Furthermore, I remember one of my local clients paying quite well needed regular meetings. That was a nightmare because I live in Bangkok. It would take the best part of half a day just to meet the client and go through the project with him.
Cutting a long story short, something as simple as not having a working capital meant that I was juggling money between freelancers, working in my own business, doing more hours than I needed to (such as writing), and actually if I look back at my hourly rate for that time, I was earning around $15 an hour as a business owner.
The lesson I learned was that if I keep a working capital my freelancers always get paid. When a new job comes in, I can use my savings and plant that into my working capital. My freelancers are happy, my customers know I am a professional business owner, my work gets delivered on time, and my time spent in my business is productive.
- You will not have delays from Freelancers
If you run any business, one of the most important factors is getting your employees paid. In part 2 above I spoke about hiring a client I could not handle. The reason I did not have money to invest in getting the client’s job done was because I treated all profits as my salary.
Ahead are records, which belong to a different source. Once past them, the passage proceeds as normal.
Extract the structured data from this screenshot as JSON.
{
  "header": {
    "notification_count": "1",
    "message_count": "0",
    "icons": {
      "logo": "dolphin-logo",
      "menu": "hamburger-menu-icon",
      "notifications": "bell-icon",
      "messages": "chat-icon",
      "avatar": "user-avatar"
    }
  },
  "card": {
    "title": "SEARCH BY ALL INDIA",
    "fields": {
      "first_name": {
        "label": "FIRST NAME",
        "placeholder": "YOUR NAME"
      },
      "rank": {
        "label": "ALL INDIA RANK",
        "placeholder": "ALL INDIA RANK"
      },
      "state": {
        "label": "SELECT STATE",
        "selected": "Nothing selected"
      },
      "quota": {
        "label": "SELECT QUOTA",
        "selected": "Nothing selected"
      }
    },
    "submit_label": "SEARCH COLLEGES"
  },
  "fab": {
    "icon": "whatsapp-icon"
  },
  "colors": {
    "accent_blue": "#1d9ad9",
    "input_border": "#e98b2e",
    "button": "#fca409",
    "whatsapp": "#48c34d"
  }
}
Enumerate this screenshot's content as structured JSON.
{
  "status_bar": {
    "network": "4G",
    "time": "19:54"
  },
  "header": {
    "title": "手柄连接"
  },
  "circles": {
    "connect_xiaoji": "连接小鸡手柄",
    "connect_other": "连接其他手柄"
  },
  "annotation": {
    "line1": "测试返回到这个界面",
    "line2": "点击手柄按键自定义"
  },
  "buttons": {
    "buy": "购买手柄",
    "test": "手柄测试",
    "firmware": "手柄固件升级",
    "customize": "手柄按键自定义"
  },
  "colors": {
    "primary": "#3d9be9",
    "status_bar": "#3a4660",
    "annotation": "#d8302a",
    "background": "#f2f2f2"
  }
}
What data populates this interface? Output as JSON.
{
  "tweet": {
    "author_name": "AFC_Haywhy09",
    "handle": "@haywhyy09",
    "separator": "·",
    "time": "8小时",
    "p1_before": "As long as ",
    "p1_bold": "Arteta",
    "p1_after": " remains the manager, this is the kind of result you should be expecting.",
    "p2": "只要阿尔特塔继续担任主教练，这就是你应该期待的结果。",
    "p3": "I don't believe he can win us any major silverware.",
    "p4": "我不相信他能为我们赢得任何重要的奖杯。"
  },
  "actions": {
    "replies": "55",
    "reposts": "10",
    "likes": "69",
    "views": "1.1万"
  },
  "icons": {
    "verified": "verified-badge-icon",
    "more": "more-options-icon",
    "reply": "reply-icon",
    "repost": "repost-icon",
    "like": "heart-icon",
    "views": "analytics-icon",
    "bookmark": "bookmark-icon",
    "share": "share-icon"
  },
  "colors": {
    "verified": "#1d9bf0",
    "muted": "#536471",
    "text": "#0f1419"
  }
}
I would get paid in PayPal, First Choice, or in my bank account, and then my profits I would withdraw and spend. This is a huge mistake for any business; especially freelancers looking to build their freelancer career, so they can live a free life outside of the 9 to 5 rat race.
So, here is where the problem of paying myself negatively affected me in step 2 above when I got my first big client. I needed software, which I bought, I also needed outreach email guys, I needed a designer, and then writers. Granted, I had to do a lot of the writing myself, and also the keyword research and reporting. However, I cannot design, and the process of outreaching to clients is really not worth my time whatsoever.
My plan was to juggle incoming contract payments, wages for freelancers hired for other jobs, as well as my own lifestyle. That consisted of eating out a lot at expensive restaurants, travelling to the beach a lot, and shopping. This is not to mention I was not a home owner, so I had rent to pay my house, pay my son’s school fees, and my wife was not working because our son was very young. The list goes on!
As a result of my juggling, I messed up. You cannot always reply on all your clients paying for renewals on contract on time, you also cannot rely on all your freelancers delivering on time, so you can send out an invoice to get paid. Several of these factors came into play and in the end there were some freelancers I was unable to pay on time – I remember 3 I delayed payment by at least a fortnight.
What do you think happened?
My unpaid freelancer’s productivity went down. I spend a lot of time answering them asking when they would get paid and reassuring them that despite them continuing the contract without being paid for the last batch of work is OK. Well the result of this was they delivered slower, and 1 freelancer just stopped and said, ‘Let me know when you can pay me, and I am happy to continue’.
Now I am a freelancer down and have 2 freelancers working at a slower pace than usual probably because they were worried I would not pay. I also look quite stupid at this point.
Moreover, the knock-on effect is causing more delays, and causing me more work. I was suffering all because I did not have a working capital in place to pay these guys.
If I did have a working capital, all my freelancers would have been paid, money from the contracts that did pay on time could have been used for the new designer and outreach payments, and the payments that were late from other customers would not have been so important. All it would have meant was that I pay myself a little later than usual.
Effectively, my working capital would have given me an extra buffer of cash to juggle during that difficult time. In reality, I had no buffer and got myself in a tough situation that added an additional 4 hours a day to work week in the end!